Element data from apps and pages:
====
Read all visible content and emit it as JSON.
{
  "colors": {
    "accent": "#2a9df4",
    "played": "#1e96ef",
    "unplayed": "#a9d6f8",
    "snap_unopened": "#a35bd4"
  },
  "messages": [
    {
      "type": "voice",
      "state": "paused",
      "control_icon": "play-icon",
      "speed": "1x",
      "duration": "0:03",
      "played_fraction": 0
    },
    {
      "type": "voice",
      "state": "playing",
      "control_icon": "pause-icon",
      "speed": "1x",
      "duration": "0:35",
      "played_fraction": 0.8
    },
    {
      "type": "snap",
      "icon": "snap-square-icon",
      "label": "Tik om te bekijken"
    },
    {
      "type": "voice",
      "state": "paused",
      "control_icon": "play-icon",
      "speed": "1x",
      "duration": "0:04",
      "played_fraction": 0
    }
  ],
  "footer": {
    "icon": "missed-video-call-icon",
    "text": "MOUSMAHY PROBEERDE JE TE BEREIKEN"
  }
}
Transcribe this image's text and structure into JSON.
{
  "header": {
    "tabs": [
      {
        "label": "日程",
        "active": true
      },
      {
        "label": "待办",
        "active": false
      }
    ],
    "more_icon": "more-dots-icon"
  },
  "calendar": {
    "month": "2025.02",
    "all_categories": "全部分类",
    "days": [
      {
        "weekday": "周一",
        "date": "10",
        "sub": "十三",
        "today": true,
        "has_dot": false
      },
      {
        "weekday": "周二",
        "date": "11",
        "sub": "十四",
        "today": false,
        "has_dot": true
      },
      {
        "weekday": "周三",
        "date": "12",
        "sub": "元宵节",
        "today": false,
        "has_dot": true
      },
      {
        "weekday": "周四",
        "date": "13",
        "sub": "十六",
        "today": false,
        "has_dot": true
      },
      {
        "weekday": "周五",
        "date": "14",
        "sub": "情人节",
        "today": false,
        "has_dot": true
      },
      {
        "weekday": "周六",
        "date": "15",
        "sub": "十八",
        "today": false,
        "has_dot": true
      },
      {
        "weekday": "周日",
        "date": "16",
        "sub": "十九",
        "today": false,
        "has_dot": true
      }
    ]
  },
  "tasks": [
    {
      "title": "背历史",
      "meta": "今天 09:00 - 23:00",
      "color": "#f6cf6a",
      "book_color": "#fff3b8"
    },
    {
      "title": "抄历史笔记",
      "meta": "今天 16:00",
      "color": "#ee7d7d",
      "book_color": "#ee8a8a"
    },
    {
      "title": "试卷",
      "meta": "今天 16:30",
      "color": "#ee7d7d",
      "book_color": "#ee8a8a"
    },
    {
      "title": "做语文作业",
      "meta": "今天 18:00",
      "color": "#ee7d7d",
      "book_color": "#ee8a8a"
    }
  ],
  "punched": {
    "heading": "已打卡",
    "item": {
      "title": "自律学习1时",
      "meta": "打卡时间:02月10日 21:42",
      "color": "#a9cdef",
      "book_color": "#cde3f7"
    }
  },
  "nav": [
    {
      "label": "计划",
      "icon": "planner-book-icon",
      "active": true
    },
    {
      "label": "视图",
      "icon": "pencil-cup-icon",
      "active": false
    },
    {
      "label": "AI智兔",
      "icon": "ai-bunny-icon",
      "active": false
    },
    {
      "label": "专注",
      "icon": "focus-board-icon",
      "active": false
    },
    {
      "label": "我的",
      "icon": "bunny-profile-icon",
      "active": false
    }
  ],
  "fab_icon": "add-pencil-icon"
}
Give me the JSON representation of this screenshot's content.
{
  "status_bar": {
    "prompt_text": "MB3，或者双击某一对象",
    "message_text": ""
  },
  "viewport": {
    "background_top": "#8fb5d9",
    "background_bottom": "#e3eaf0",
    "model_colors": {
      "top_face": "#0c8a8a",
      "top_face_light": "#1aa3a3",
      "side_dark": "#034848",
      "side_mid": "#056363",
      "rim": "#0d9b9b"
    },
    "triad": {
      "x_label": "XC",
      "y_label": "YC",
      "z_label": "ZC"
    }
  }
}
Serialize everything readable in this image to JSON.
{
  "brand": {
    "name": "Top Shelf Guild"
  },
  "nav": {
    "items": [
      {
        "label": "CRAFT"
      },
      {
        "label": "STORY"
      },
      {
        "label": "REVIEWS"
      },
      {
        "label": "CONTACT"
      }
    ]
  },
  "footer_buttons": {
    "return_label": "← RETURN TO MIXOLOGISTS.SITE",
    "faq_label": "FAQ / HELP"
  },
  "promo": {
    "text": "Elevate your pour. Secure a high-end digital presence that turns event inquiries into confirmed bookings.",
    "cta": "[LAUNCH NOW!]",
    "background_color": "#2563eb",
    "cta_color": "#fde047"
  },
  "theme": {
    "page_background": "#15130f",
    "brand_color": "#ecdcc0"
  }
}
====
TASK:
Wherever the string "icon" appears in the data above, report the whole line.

ANSWER BOX:
      "control_icon": "play-icon",
      "control_icon": "pause-icon",
      "icon": "snap-square-icon",
      "control_icon": "play-icon",
    "icon": "missed-video-call-icon",
    "more_icon": "more-dots-icon"
      "icon": "planner-book-icon",
      "icon": "pencil-cup-icon",
      "icon": "ai-bunny-icon",
      "icon": "focus-board-icon",
      "icon": "bunny-profile-icon",
  "fab_icon": "add-pencil-icon"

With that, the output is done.